According to the Rubber Manufacturers Association (RMA), more than half of drivers on the road don't know that one or more of their tires are bald (worn down to the point where there is almost no tread), and more than half of drivers on the road have at least one under-inflated wheel. You need to check your tires!
Tire safety is particular important during the summer, since wheels will regularly come into contact with heated road surfaces, where temperatures could easily exceed 200 degrees. Bald or underinflated tires are more susceptible to failure in such extreme conditions—the likelihood of road accidents also increases.
In order to keep drivers safe and prevent tire-related motor vehicle accidents, we offer the following tire maintenance tips, courtesy of the RMA.
How to Take Care of Your Vehicle's Tires
The RMA recommends spending five minutes at the start of every month, and again before any long driving trip, to carefully inspect each one of your car's tires—even the spare.
The tire maintenance checklist can be remembered with an easy acronym: PART.
Tires should always be checked to make sure they are optimally filled. Low inflation can put unnecessary stress on your tires, cause irregular wear, and lead to loss of vehicle control and/or a serious accident. Remember, a tire may not appear to be flat, even if it has already lost half its inflation!
Poor inflation will also affect your car’s fuel consumption. Underinflated tires lead to higher fuel costs. However, don’t overinflate thinking you’ll save on fuel! Your tires will just wear out in a different way. Use your car’s recommended tire pressure. Your vehicle's manual will inform you of the proper level of tire inflation; always check your tires when they are at rest and are not 'hot' from a drive.
If a car's alignment system is out of whack, your tires will wear unevenly and you may have difficulties handling the vehicle. A car's alignment should be checked by a dealer. Your tire’s tread will actually show whether your wheels are misaligned: if your tread is visibly more worn on one edge of your tires and not the other, it’s likely an alignment issue involving the "toe" or the "camber," or the angle at which your tires are misaligned.
Rotating a vehicle's tires on a regular basis will help achieve more uniform wear. Uniform wear extends the life of all of your car's tires, resulting in less frequent replacements or problems. Unless specifically noted otherwise, most cars should have their tires rotated every 5,000 miles. Many oil change services offer free tire rotation.

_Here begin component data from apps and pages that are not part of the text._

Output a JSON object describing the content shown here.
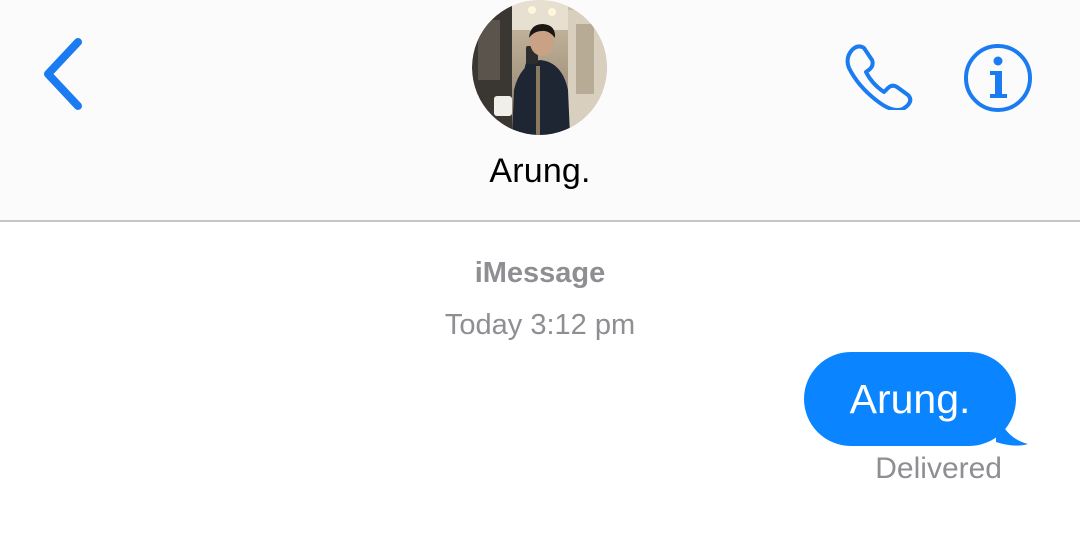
{
  "header": {
    "contact_name": "Arung.",
    "back_icon": "chevron-left-icon",
    "call_icon": "phone-icon",
    "info_icon": "info-icon",
    "accent_color": "#1a7cf0"
  },
  "conversation": {
    "service_label": "iMessage",
    "timestamp": "Today 3:12 pm",
    "messages": [
      {
        "direction": "outgoing",
        "text": "Arung.",
        "status": "Delivered",
        "bubble_color": "#0a84ff"
      }
    ]
  }
}
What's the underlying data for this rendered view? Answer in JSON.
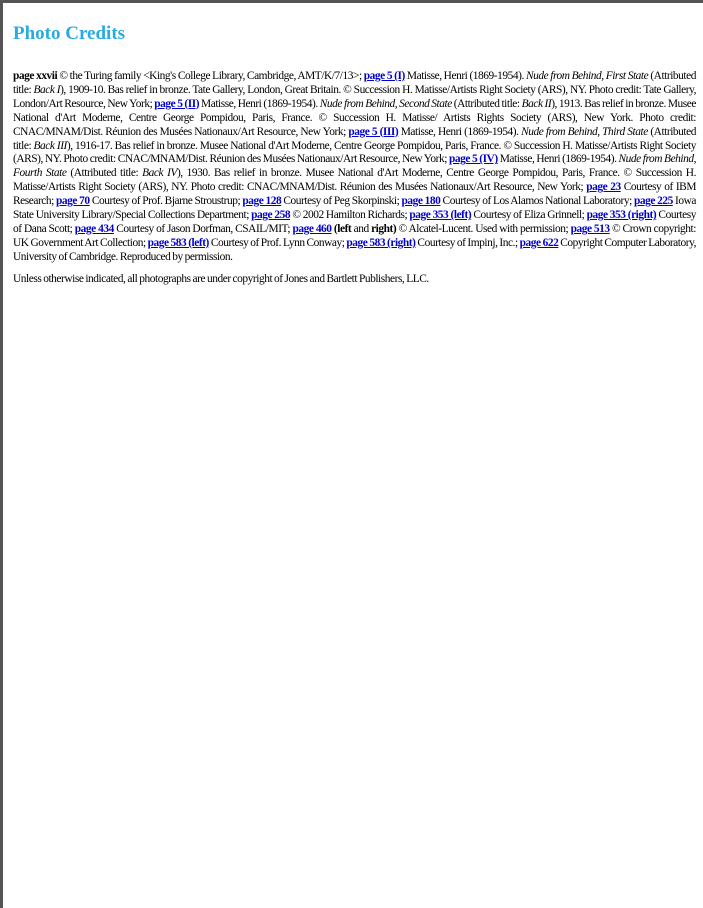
{
  "title": "Photo Credits",
  "credits": [
    {
      "b": "page xxvii"
    },
    {
      "t": " © the Turing family <King's College Library, Cambridge, AMT/K/7/13>; "
    },
    {
      "a": "page 5 (I)"
    },
    {
      "t": " Matisse, Henri (1869-1954). "
    },
    {
      "i": "Nude from Behind, First State"
    },
    {
      "t": " (Attributed title: "
    },
    {
      "i": "Back I"
    },
    {
      "t": "), 1909-10. Bas relief in bronze. Tate Gallery, London, Great Britain. © Succession H. Matisse/Artists Right Society (ARS), NY. Photo credit: Tate Gallery, London/Art Resource, New York; "
    },
    {
      "a": "page 5 (II)"
    },
    {
      "t": " Matisse, Henri (1869-1954). "
    },
    {
      "i": "Nude from Behind, Second State"
    },
    {
      "t": " (Attributed title: "
    },
    {
      "i": "Back II"
    },
    {
      "t": "), 1913. Bas relief in bronze. Musee National d'Art Moderne, Centre George Pompidou, Paris, France. © Succession H. Matisse/ Artists Rights Society (ARS), New York. Photo credit: CNAC/MNAM/Dist. Réunion des Musées Nationaux/Art Resource, New York; "
    },
    {
      "a": "page 5 (III)"
    },
    {
      "t": " Matisse, Henri (1869-1954). "
    },
    {
      "i": "Nude from Behind, Third State"
    },
    {
      "t": " (Attributed title: "
    },
    {
      "i": "Back III"
    },
    {
      "t": "), 1916-17. Bas relief in bronze. Musee National d'Art Moderne, Centre George Pompidou, Paris, France. © Succession H. Matisse/Artists Right Society (ARS), NY. Photo credit: CNAC/MNAM/Dist. Réunion des Musées Nationaux/Art Resource, New York; "
    },
    {
      "a": "page 5 (IV)"
    },
    {
      "t": " Matisse, Henri (1869-1954). "
    },
    {
      "i": "Nude from Behind, Fourth State"
    },
    {
      "t": " (Attributed title: "
    },
    {
      "i": "Back IV"
    },
    {
      "t": "), 1930. Bas relief in bronze. Musee National d'Art Moderne, Centre George Pompidou, Paris, France. © Succession H. Matisse/Artists Right Society (ARS), NY. Photo credit: CNAC/MNAM/Dist. Réunion des Musées Nationaux/Art Resource, New York; "
    },
    {
      "a": "page 23"
    },
    {
      "t": " Courtesy of IBM Research; "
    },
    {
      "a": "page 70"
    },
    {
      "t": " Courtesy of Prof. Bjarne Stroustrup; "
    },
    {
      "a": "page 128"
    },
    {
      "t": " Courtesy of Peg Skorpinski; "
    },
    {
      "a": "page 180"
    },
    {
      "t": " Courtesy of Los Alamos National Laboratory; "
    },
    {
      "a": "page 225"
    },
    {
      "t": " Iowa State University Library/Special Collections Department; "
    },
    {
      "a": "page 258"
    },
    {
      "t": " © 2002 Hamilton Richards; "
    },
    {
      "a": "page 353 (left)"
    },
    {
      "t": " Courtesy of Eliza Grinnell; "
    },
    {
      "a": "page 353 (right)"
    },
    {
      "t": " Courtesy of Dana Scott; "
    },
    {
      "a": "page 434"
    },
    {
      "t": " Courtesy of Jason Dorfman, CSAIL/MIT; "
    },
    {
      "a": "page 460"
    },
    {
      "t": " "
    },
    {
      "b": "(left"
    },
    {
      "t": " and "
    },
    {
      "b": "right)"
    },
    {
      "t": " © Alcatel-Lucent. Used with permission; "
    },
    {
      "a": "page 513"
    },
    {
      "t": " © Crown copyright: UK Government Art Collection; "
    },
    {
      "a": "page 583 (left)"
    },
    {
      "t": " Courtesy of Prof. Lynn Conway; "
    },
    {
      "a": "page 583 (right)"
    },
    {
      "t": " Courtesy of Impinj, Inc.; "
    },
    {
      "a": "page 622"
    },
    {
      "t": " Copyright Computer Laboratory, University of Cambridge. Reproduced by permission."
    }
  ],
  "note": "Unless otherwise indicated, all photographs are under copyright of Jones and Bartlett Publishers, LLC."
}
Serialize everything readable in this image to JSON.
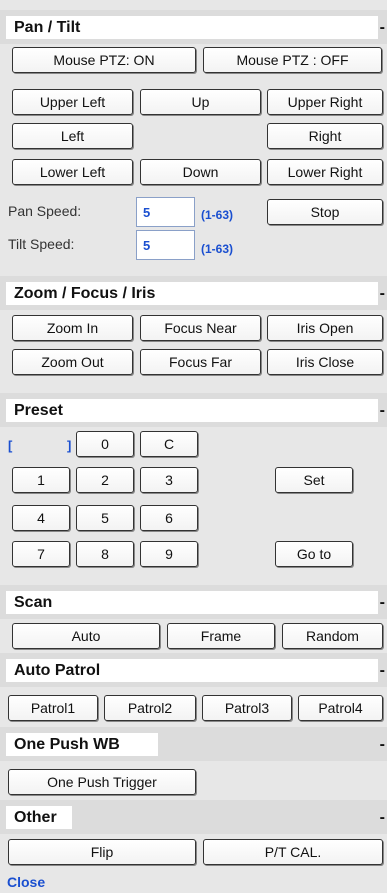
{
  "pan_tilt": {
    "title": "Pan / Tilt",
    "collapse": "-",
    "mouse_on": "Mouse PTZ: ON",
    "mouse_off": "Mouse PTZ : OFF",
    "upper_left": "Upper Left",
    "up": "Up",
    "upper_right": "Upper Right",
    "left": "Left",
    "right": "Right",
    "lower_left": "Lower Left",
    "down": "Down",
    "lower_right": "Lower Right",
    "pan_speed_label": "Pan Speed:",
    "pan_speed_value": "5",
    "pan_speed_range": "(1-63)",
    "stop": "Stop",
    "tilt_speed_label": "Tilt Speed:",
    "tilt_speed_value": "5",
    "tilt_speed_range": "(1-63)"
  },
  "zoom": {
    "title": "Zoom / Focus / Iris",
    "collapse": "-",
    "zoom_in": "Zoom In",
    "focus_near": "Focus Near",
    "iris_open": "Iris Open",
    "zoom_out": "Zoom Out",
    "focus_far": "Focus Far",
    "iris_close": "Iris Close"
  },
  "preset": {
    "title": "Preset",
    "collapse": "-",
    "bracket_open": "[",
    "bracket_close": "]",
    "keys": {
      "k0": "0",
      "c": "C",
      "k1": "1",
      "k2": "2",
      "k3": "3",
      "k4": "4",
      "k5": "5",
      "k6": "6",
      "k7": "7",
      "k8": "8",
      "k9": "9"
    },
    "set": "Set",
    "goto": "Go to"
  },
  "scan": {
    "title": "Scan",
    "collapse": "-",
    "auto": "Auto",
    "frame": "Frame",
    "random": "Random"
  },
  "patrol": {
    "title": "Auto Patrol",
    "collapse": "-",
    "p1": "Patrol1",
    "p2": "Patrol2",
    "p3": "Patrol3",
    "p4": "Patrol4"
  },
  "wb": {
    "title": "One Push WB",
    "collapse": "-",
    "trigger": "One Push Trigger"
  },
  "other": {
    "title": "Other",
    "collapse": "-",
    "flip": "Flip",
    "pt_cal": "P/T CAL."
  },
  "close": "Close"
}
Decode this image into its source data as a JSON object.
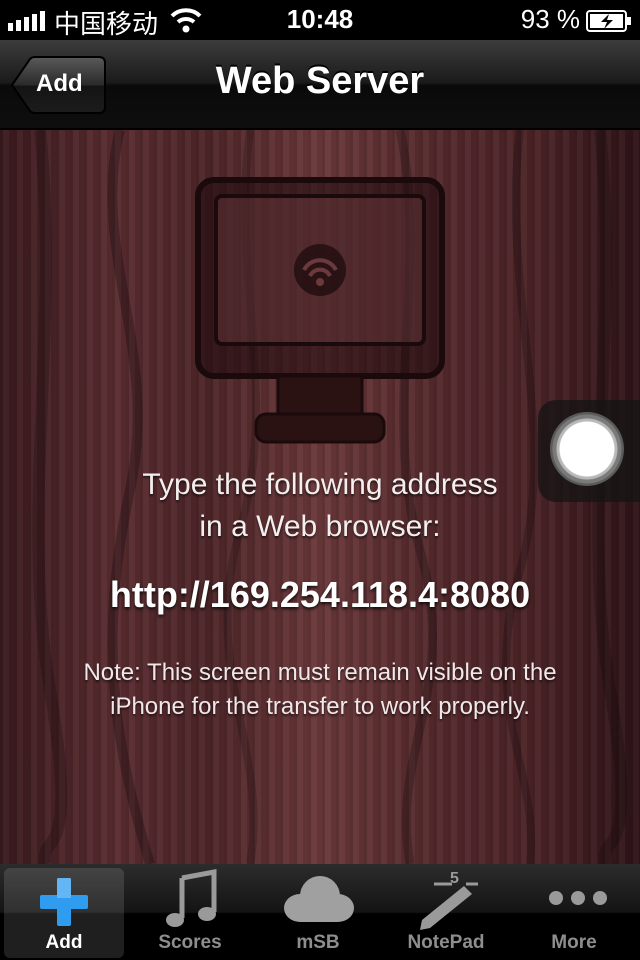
{
  "status_bar": {
    "carrier": "中国移动",
    "time": "10:48",
    "battery": "93 %",
    "icons": [
      "signal-icon",
      "wifi-icon",
      "battery-charging-icon"
    ]
  },
  "nav": {
    "back_label": "Add",
    "title": "Web Server"
  },
  "content": {
    "illustration_icon": "monitor-wifi-icon",
    "instruction_line1": "Type the following address",
    "instruction_line2": "in a Web browser:",
    "address": "http://169.254.118.4:8080",
    "note_line1": "Note: This screen must remain visible on the",
    "note_line2": "iPhone for the transfer to work properly."
  },
  "assistive_touch_icon": "assistive-touch-icon",
  "tabbar": {
    "tabs": [
      {
        "label": "Add",
        "icon": "plus-icon",
        "active": true
      },
      {
        "label": "Scores",
        "icon": "music-note-icon",
        "active": false
      },
      {
        "label": "mSB",
        "icon": "cloud-icon",
        "active": false
      },
      {
        "label": "NotePad",
        "icon": "pencil-icon",
        "active": false
      },
      {
        "label": "More",
        "icon": "more-dots-icon",
        "active": false
      }
    ],
    "notepad_badge": "5"
  }
}
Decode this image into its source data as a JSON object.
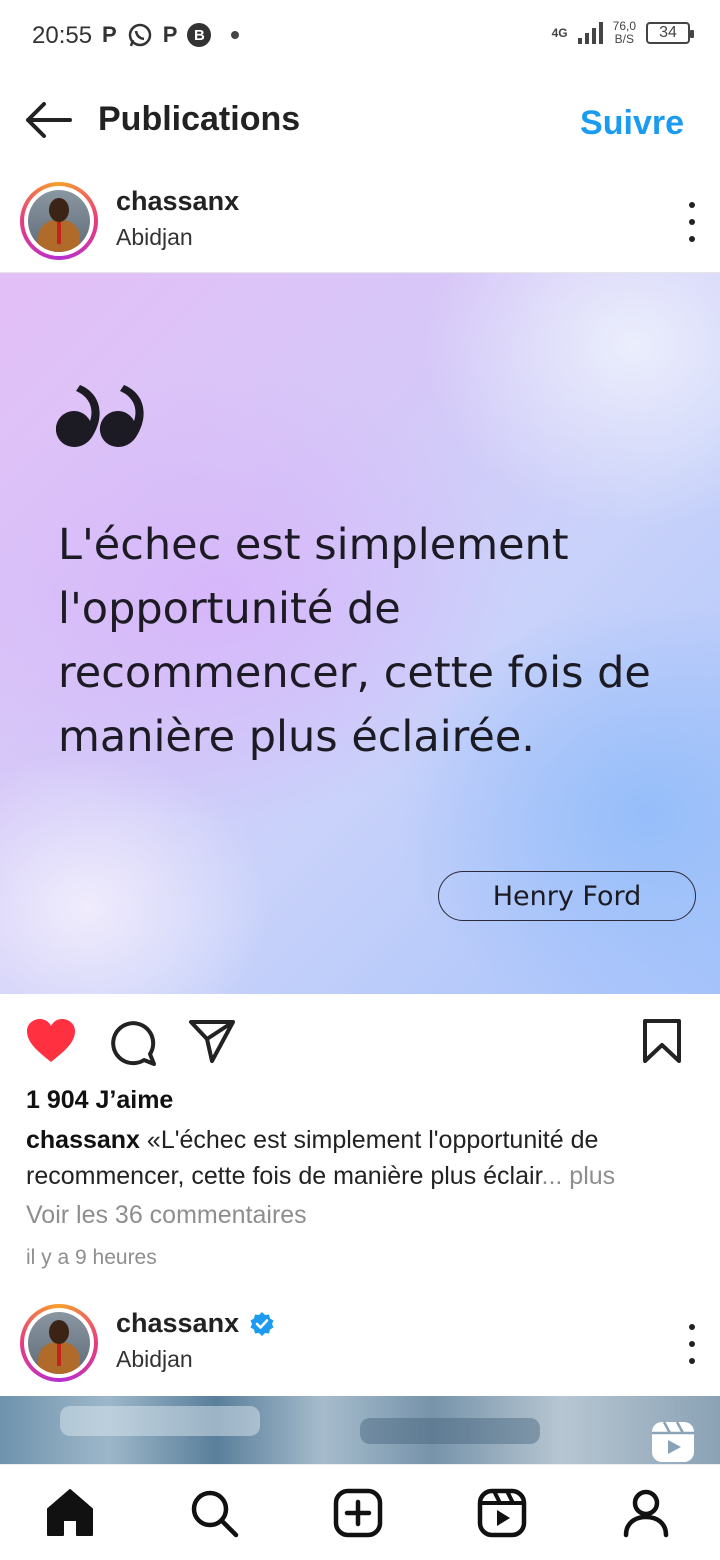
{
  "status_bar": {
    "time": "20:55",
    "left_icons": [
      "P",
      "whatsapp-icon",
      "P",
      "B"
    ],
    "network": "4G",
    "speed_top": "76,0",
    "speed_bottom": "B/S",
    "battery": "34"
  },
  "header": {
    "title": "Publications",
    "follow_label": "Suivre"
  },
  "post1": {
    "username": "chassanx",
    "location": "Abidjan",
    "image": {
      "quote": "L'échec est simplement l'opportunité de recommencer, cette fois de manière plus éclairée.",
      "author": "Henry Ford"
    },
    "likes": "1 904 J’aime",
    "caption_user": "chassanx",
    "caption_text": "«L'échec est simplement l'opportunité de recommencer, cette fois de manière plus éclair",
    "caption_more": "... plus",
    "comments_link": "Voir les 36 commentaires",
    "time_ago": "il y a 9 heures",
    "liked": true,
    "like_color": "#ff3040"
  },
  "post2": {
    "username": "chassanx",
    "location": "Abidjan",
    "verified": true
  },
  "bottom_nav": {
    "items": [
      "home-icon",
      "search-icon",
      "create-icon",
      "reels-icon",
      "profile-icon"
    ]
  },
  "colors": {
    "accent": "#1a9bf0",
    "secondary_text": "#8e8e8e",
    "verified": "#1d9bf0"
  }
}
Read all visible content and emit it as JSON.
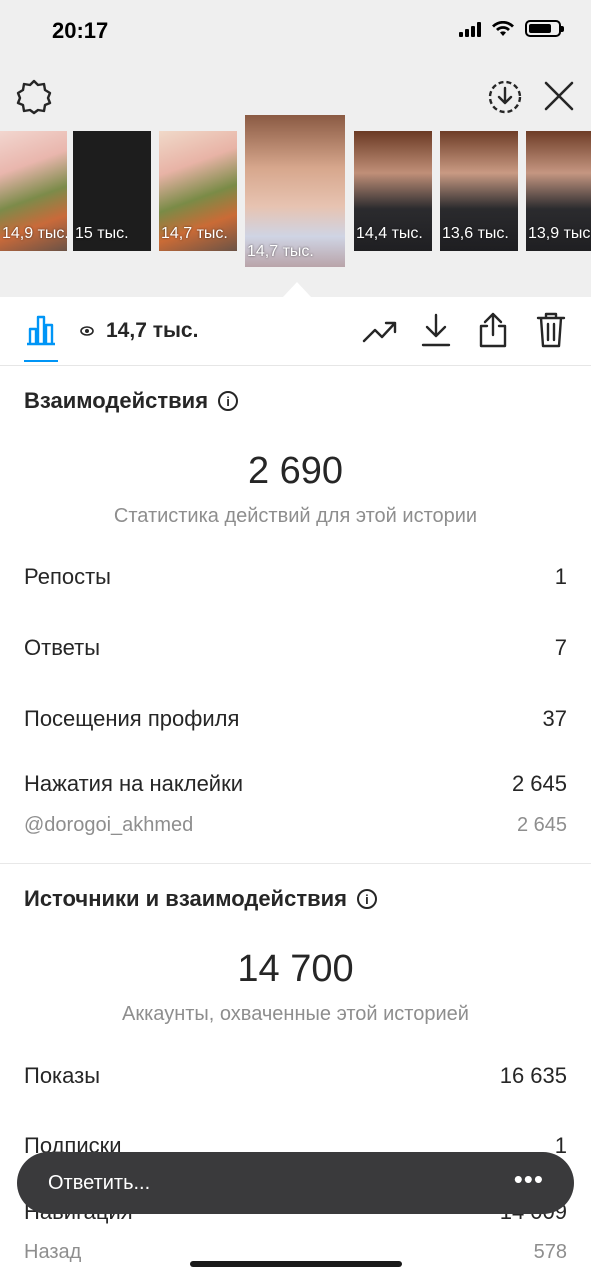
{
  "status_bar": {
    "time": "20:17"
  },
  "stories": [
    {
      "views": "14,9 тыс."
    },
    {
      "views": "15 тыс."
    },
    {
      "views": "14,7 тыс."
    },
    {
      "views": "14,7 тыс.",
      "selected": true
    },
    {
      "views": "14,4 тыс."
    },
    {
      "views": "13,6 тыс."
    },
    {
      "views": "13,9 тыс."
    }
  ],
  "toolbar": {
    "views": "14,7 тыс."
  },
  "interactions": {
    "title": "Взаимодействия",
    "total": "2 690",
    "subtitle": "Статистика действий для этой истории",
    "rows": [
      {
        "label": "Репосты",
        "value": "1"
      },
      {
        "label": "Ответы",
        "value": "7"
      },
      {
        "label": "Посещения профиля",
        "value": "37"
      },
      {
        "label": "Нажатия на наклейки",
        "value": "2 645"
      }
    ],
    "sticker": {
      "label": "@dorogoi_akhmed",
      "value": "2 645"
    }
  },
  "discovery": {
    "title": "Источники и взаимодействия",
    "total": "14 700",
    "subtitle": "Аккаунты, охваченные этой историей",
    "rows": [
      {
        "label": "Показы",
        "value": "16 635"
      },
      {
        "label": "Подписки",
        "value": "1"
      },
      {
        "label": "Навигация",
        "value": "14 009"
      }
    ],
    "sub_rows": [
      {
        "label": "Назад",
        "value": "578"
      }
    ]
  },
  "reply": {
    "placeholder": "Ответить...",
    "more": "•••"
  }
}
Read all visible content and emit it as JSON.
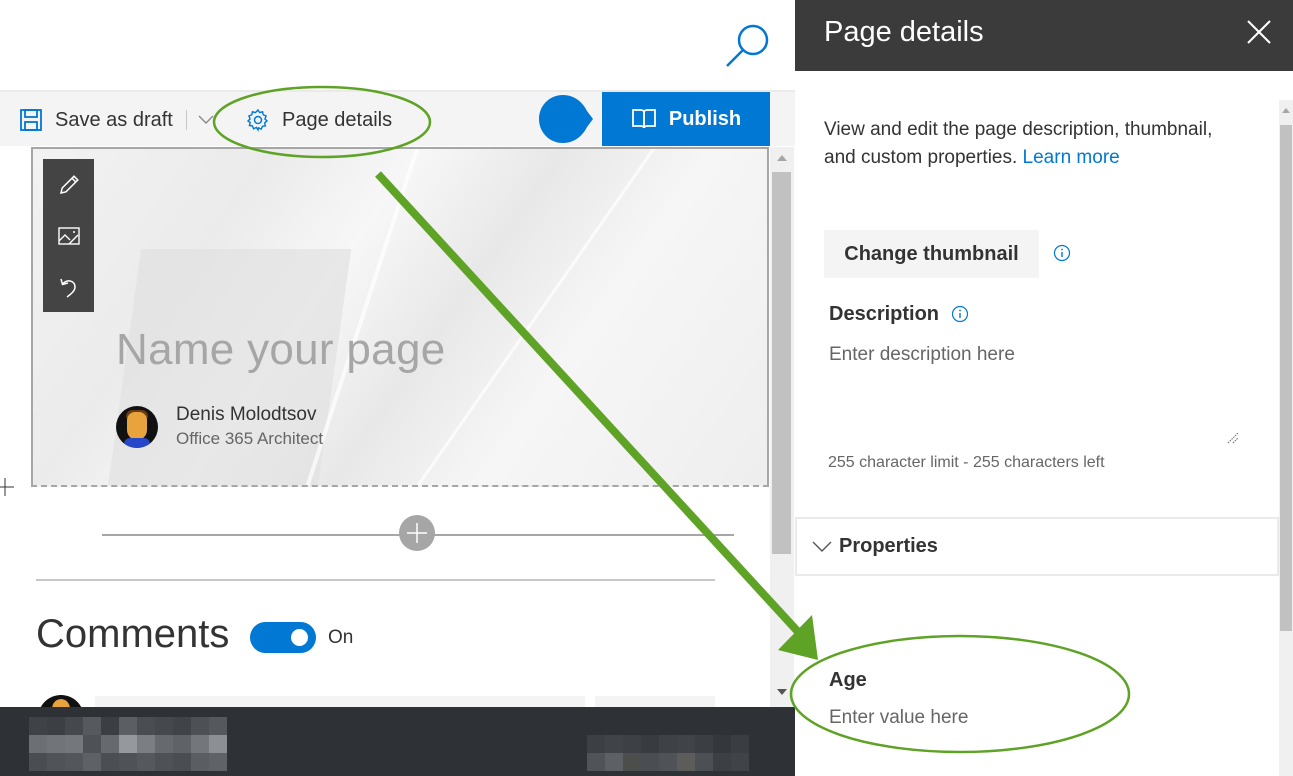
{
  "topbar": {
    "search_icon": "search-icon"
  },
  "command_bar": {
    "save_draft_label": "Save as draft",
    "page_details_label": "Page details",
    "publish_label": "Publish"
  },
  "hero": {
    "toolbar_icons": [
      "pencil-icon",
      "image-edit-icon",
      "undo-icon"
    ],
    "title_placeholder": "Name your page",
    "author_name": "Denis Molodtsov",
    "author_role": "Office 365 Architect"
  },
  "comments": {
    "heading": "Comments",
    "toggle_state_label": "On",
    "toggle_on": true
  },
  "panel": {
    "title": "Page details",
    "description_text": "View and edit the page description, thumbnail, and custom properties.",
    "learn_more_label": "Learn more",
    "change_thumbnail_label": "Change thumbnail",
    "description_label": "Description",
    "description_placeholder": "Enter description here",
    "description_value": "",
    "char_limit_text": "255 character limit - 255 characters left",
    "properties_label": "Properties",
    "fields": [
      {
        "label": "Age",
        "placeholder": "Enter value here",
        "value": ""
      }
    ]
  },
  "colors": {
    "accent": "#0078d4",
    "panel_header": "#3b3b3b",
    "annotation_green": "#5ea226",
    "taskbar": "#2e3136"
  }
}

Tires with little tread have trouble gripping the road, especially in adverse conditions like extreme temperatures or slick or icy road surfaces. All tires have 'wear bars' (raised bars of rubber in the groove) on them; if a visual inspection reveals that your treads have worn down to the bars, the tire needs replacing immediately.
An easy way to check tread wear is to put a penny in one of the tire tread grooves—if you can see all of President Lincoln's head, it means the tire needs replacing. When checking tread, be sure to also examine tires for any visible signs of damage, such as embedded nails or other sharp objects that may affect tire safety.
Summer is a perfect time for road trips, long drives to the beach, and other hot spots. Just remember to think of vehicle safety before you hit the road; a nasty accident could put an abrupt and unpleasant end to seasonal fun.